The latest New York City “land rush” is already turning into a party for cyber-squatters, who have snapped up some familiar names. The episode shows, again, how the system is geared in favor of the domain name industry, rather than brands or the public.
In this part of our special report on reinventing the internet, we look at the internet as a shared global resource — in a perfect world, that would mean international cooperation to keep it safe and secure.
The NTIA made a surprising announcement Friday when it said it might relinquish control of the contract that is awarded to ICANN for managing what acts as an address book for the internet.
Global debates about internet governance are set to heat up in the coming years, so the European Union has set out its standpoint, with true globalization and human rights being non-negotiable principles.
The independent, international commission has been set up by two thinktanks, as a way of figuring out how the internet should be run in future.
Organizations and individuals will be able to sign up from Spring 2014, through a subsidiary of London’s promotional agency.
New York City residents can now sign up for websites ending in .nyc — a move that pleased city leadership but should have trademark owners worried.
A flood of new website addresses with endings like “.book” and “.movie” are set to arrive in coming months.

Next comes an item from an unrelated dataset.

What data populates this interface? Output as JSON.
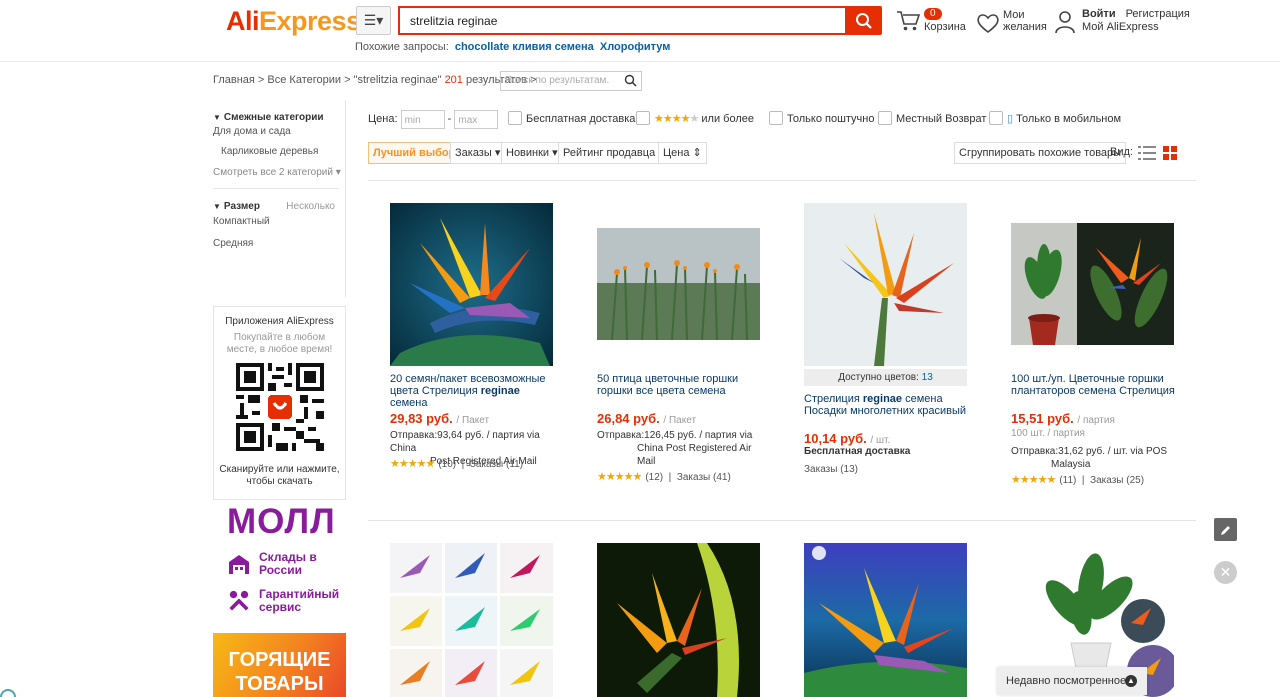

Companies like Amazon and Google are set to control the names but the terms under which they will do so are still undefined.
The process to add hundreds or thousands of new names to existing suffixes like “.com” and “.org” is chugging onward. Here’s an overview of when we’ll see them and what it means for brand owners.
The United Nations may not be trying to take over the internet, but its telecom arm is discussing proposals that could seriously threaten the openness of the network, according to people like Vint Cerf — and could also change the way we pay for it.